The most beautiful creature he had ever seen was on a slant board awaiting her next scene, unblinking and staring straight ahead.

Nervously, young Dosa edged toward Monroe. “Standing within inches of her luminescent face,” Dosa said, “her lovely, vacant, blue-green eyes made contact with my soul.”

He told the blonde goddess the usual pronouncements about enjoying her work. Then trying for more sophisticated and intimate conversation, he said in a chummy voice, “You know, I think Jayne Mansfield depends too much on sex.”

Monroe looked at him and said, “Well, don’t discount it.”

So that was Marilyn Monroe’s advice about sex. Don’t discount it. And Dosa never has.’

Summer at the Movies with Marilyn

On the WowOwow (Women on the Web) site today, ‘Mr Wow’ enjoys some classic movies – starting with Marilyn Monroe’s ‘Heat Wave’ from There’s No Business Like Show Business (1954), as what song could be more apt in the heat of July?

Two other Monroe movies are also mentioned: Don’t Bother to Knock (1952), not really a ‘summer movie’ but a great film noir with one of Marilyn’s most affecting performances as the disturbed babysitter, Nell Forbes.

An interesting observation is made on the scene in Niagara (1953), where Marilyn, as the trampy Rose Loomis, requests her favourite song, ‘Kiss’. (Monroe had recorded her own version, which was deemed too sensuous for the movie but can found on most MM compilation albums today.)

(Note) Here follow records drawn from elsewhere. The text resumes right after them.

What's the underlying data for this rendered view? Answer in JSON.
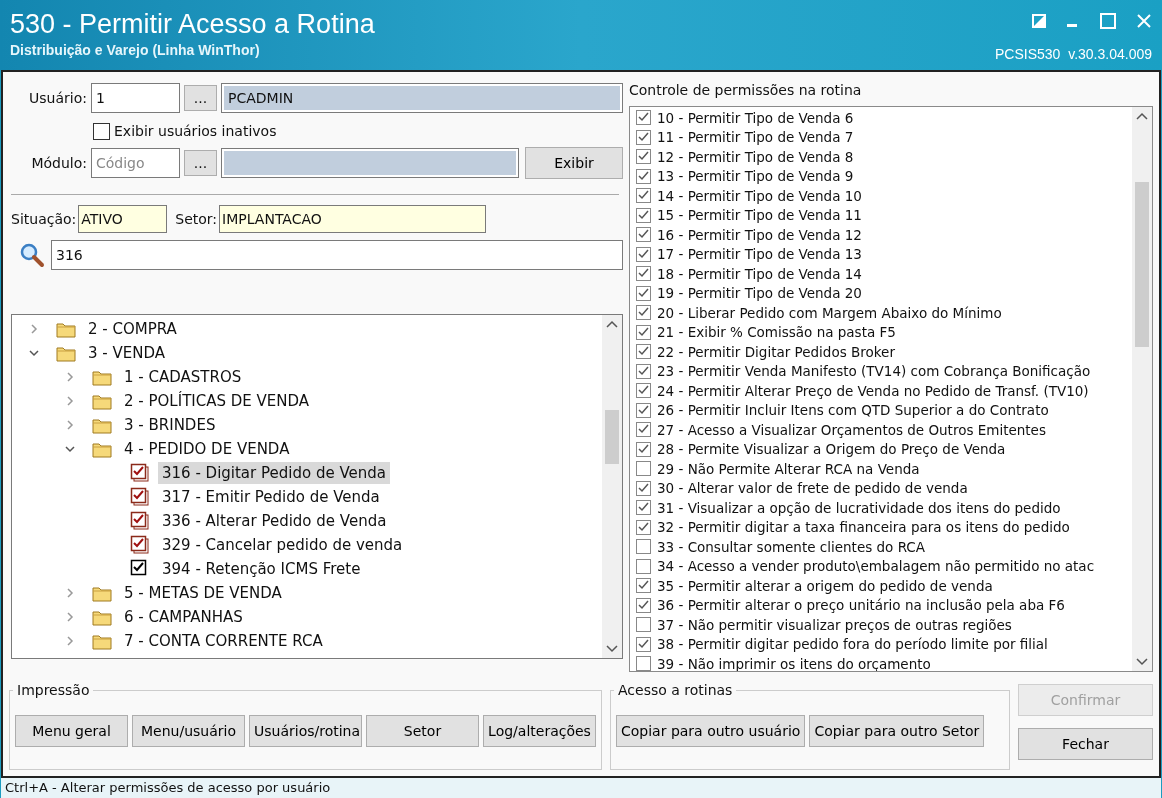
{
  "window": {
    "title": "530 - Permitir Acesso a Rotina",
    "subtitle": "Distribuição e Varejo (Linha WinThor)",
    "version": "PCSIS530  v.30.3.04.009"
  },
  "user": {
    "label": "Usuário:",
    "code": "1",
    "lookup": "...",
    "name": "PCADMIN"
  },
  "show_inactive": {
    "label": "Exibir usuários inativos",
    "checked": false
  },
  "module": {
    "label": "Módulo:",
    "placeholder": "Código",
    "lookup": "...",
    "button": "Exibir"
  },
  "situation": {
    "label": "Situação:",
    "value": "ATIVO"
  },
  "sector": {
    "label": "Setor:",
    "value": "IMPLANTACAO"
  },
  "search": {
    "value": "316"
  },
  "tree": [
    {
      "kind": "folder",
      "label": "2 - COMPRA",
      "expanded": false,
      "selected": false
    },
    {
      "kind": "folder",
      "label": "3 - VENDA",
      "expanded": true,
      "selected": false,
      "children": [
        {
          "kind": "folder",
          "label": "1 - CADASTROS",
          "expanded": false,
          "selected": false
        },
        {
          "kind": "folder",
          "label": "2 - POLÍTICAS DE VENDA",
          "expanded": false,
          "selected": false
        },
        {
          "kind": "folder",
          "label": "3 - BRINDES",
          "expanded": false,
          "selected": false
        },
        {
          "kind": "folder",
          "label": "4 - PEDIDO DE VENDA",
          "expanded": true,
          "selected": false,
          "children": [
            {
              "kind": "routine-set",
              "label": "316 - Digitar Pedido de Venda",
              "checked": true,
              "selected": true
            },
            {
              "kind": "routine-set",
              "label": "317 - Emitir Pedido de Venda",
              "checked": true,
              "selected": false
            },
            {
              "kind": "routine-set",
              "label": "336 - Alterar Pedido de Venda",
              "checked": true,
              "selected": false
            },
            {
              "kind": "routine-set",
              "label": "329 - Cancelar pedido de venda",
              "checked": true,
              "selected": false
            },
            {
              "kind": "routine",
              "label": "394 - Retenção ICMS Frete",
              "checked": true,
              "selected": false
            }
          ]
        },
        {
          "kind": "folder",
          "label": "5 - METAS DE VENDA",
          "expanded": false,
          "selected": false
        },
        {
          "kind": "folder",
          "label": "6 - CAMPANHAS",
          "expanded": false,
          "selected": false
        },
        {
          "kind": "folder",
          "label": "7 - CONTA CORRENTE RCA",
          "expanded": false,
          "selected": false
        }
      ]
    }
  ],
  "permissions": {
    "title": "Controle de permissões na rotina",
    "items": [
      {
        "label": "10 - Permitir Tipo de Venda 6",
        "checked": true
      },
      {
        "label": "11 - Permitir Tipo de Venda 7",
        "checked": true
      },
      {
        "label": "12 - Permitir Tipo de Venda 8",
        "checked": true
      },
      {
        "label": "13 - Permitir Tipo de Venda 9",
        "checked": true
      },
      {
        "label": "14 - Permitir Tipo de Venda 10",
        "checked": true
      },
      {
        "label": "15 - Permitir Tipo de Venda 11",
        "checked": true
      },
      {
        "label": "16 - Permitir Tipo de Venda 12",
        "checked": true
      },
      {
        "label": "17 - Permitir Tipo de Venda 13",
        "checked": true
      },
      {
        "label": "18 - Permitir Tipo de Venda 14",
        "checked": true
      },
      {
        "label": "19 - Permitir Tipo de Venda 20",
        "checked": true
      },
      {
        "label": "20 - Liberar Pedido com Margem Abaixo do Mínimo",
        "checked": true
      },
      {
        "label": "21 - Exibir % Comissão na pasta F5",
        "checked": true
      },
      {
        "label": "22 - Permitir Digitar Pedidos Broker",
        "checked": true
      },
      {
        "label": "23 - Permitir Venda Manifesto (TV14) com Cobrança Bonificação",
        "checked": true
      },
      {
        "label": "24 - Permitir Alterar Preço de Venda no Pedido de Transf. (TV10)",
        "checked": true
      },
      {
        "label": "26 - Permitir Incluir Itens com QTD Superior a do Contrato",
        "checked": true
      },
      {
        "label": "27 - Acesso a Visualizar Orçamentos de Outros Emitentes",
        "checked": true
      },
      {
        "label": "28 - Permite Visualizar a Origem do Preço de Venda",
        "checked": true
      },
      {
        "label": "29 - Não Permite Alterar RCA na Venda",
        "checked": false
      },
      {
        "label": "30 - Alterar valor de frete de pedido de venda",
        "checked": true
      },
      {
        "label": "31 - Visualizar a opção de lucratividade dos itens do pedido",
        "checked": true
      },
      {
        "label": "32 - Permitir digitar a taxa financeira para os itens do pedido",
        "checked": true
      },
      {
        "label": "33 - Consultar somente clientes do RCA",
        "checked": false
      },
      {
        "label": "34 - Acesso a vender produto\\embalagem não permitido no atac",
        "checked": false
      },
      {
        "label": "35 - Permitir alterar a origem do pedido de venda",
        "checked": true
      },
      {
        "label": "36 - Permitir alterar o preço unitário na inclusão pela aba F6",
        "checked": true
      },
      {
        "label": "37 - Não permitir visualizar preços de outras regiões",
        "checked": false
      },
      {
        "label": "38 - Permitir digitar pedido fora do período limite por filial",
        "checked": true
      },
      {
        "label": "39 - Não imprimir os itens do orçamento",
        "checked": false
      }
    ]
  },
  "print_group": {
    "title": "Impressão",
    "buttons": [
      "Menu geral",
      "Menu/usuário",
      "Usuários/rotina",
      "Setor",
      "Log/alterações"
    ]
  },
  "access_group": {
    "title": "Acesso a rotinas",
    "buttons": [
      "Copiar para outro usuário",
      "Copiar para outro Setor"
    ]
  },
  "actions": [
    {
      "label": "Confirmar",
      "disabled": true
    },
    {
      "label": "Fechar",
      "disabled": false
    }
  ],
  "status_bar": "Ctrl+A - Alterar permissões de acesso por usuário"
}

“She wears a tight, blazing red dress, and when she walks toward the camera, pelvis thrust out, a bit of a womanly belly obvious, it is her most erotic screen moment. (Later, she would look sexy – all butt and bust – but not be sexy.)”

However, surely the ideal Monroe vehicle to watch right now is The Seven Year Itch (1955), as the comic storyline hinges on the unbearable heat of Manhattan in July, and a middle-aged man’s existential crisis when his wife and son leave the city and he attempts to seduce his gorgeous neighbour (Marilyn, of course), via the wonder of air conditioning.

Blonde But Not Forgotten

Gentlemen Prefer Blondes screens at sunset (8.30 – 9pm) on July 16 at the southeast corner of Capitol Hill’s Cal Anderson Park in Seattle.

Concessions will be sold, and a limited number of lawn chairs available for rent. Admission is free, but donations to Three Dollar Bill Cinema are happily accepted. Proceeds benefit efforts to promote LGBT film and visibility.

Three Dollar Bill Cinema

Niagara: The Dark Side

Marilyn’s star turn as the murderous Rose Loomis in Niagara (1953) makes the list of 100 Essential Female Film Performances on the PopMatters website.

“I first learned about this performance from none other than musician Tori Amos. We were talking about female acting performances that inform and inspire her work during an interview and this was one that she insisted I watch, despite my not ever really warming to Monroe as an actress: ‘I just loved that. I hadn’t been into her, but one of my friends made me watch Niagara and I watched that and I just thought that there are a lot of young women that try and be dangerous Aphrodites, but she, in this role, was really dangerous. And she was seductive. To see how a woman can use her seduction and act as if she doesn’t have a brain in her head, but really is plotting the whole thing and is destroying people’s lives.’ With that recommendation, I had to go out and at least try and see the performance through a new lens, with a different eye. You know what? Tori was right. This is much more than just an icon posturing for her disciples, this was a woman who fought for dramatically substantial parts like Rose and showing people she was more than just an image. With all of the surreally bright rainbow symbolism juxtaposed with the grittiness of Monroe’s diabolical murderess, Niagara is more than just an idol earning a paycheck, and her performance is a force of nature not unlike the film’s foreboding, omnipresent falls of the title. When Tori tells you to watch something, watch it!”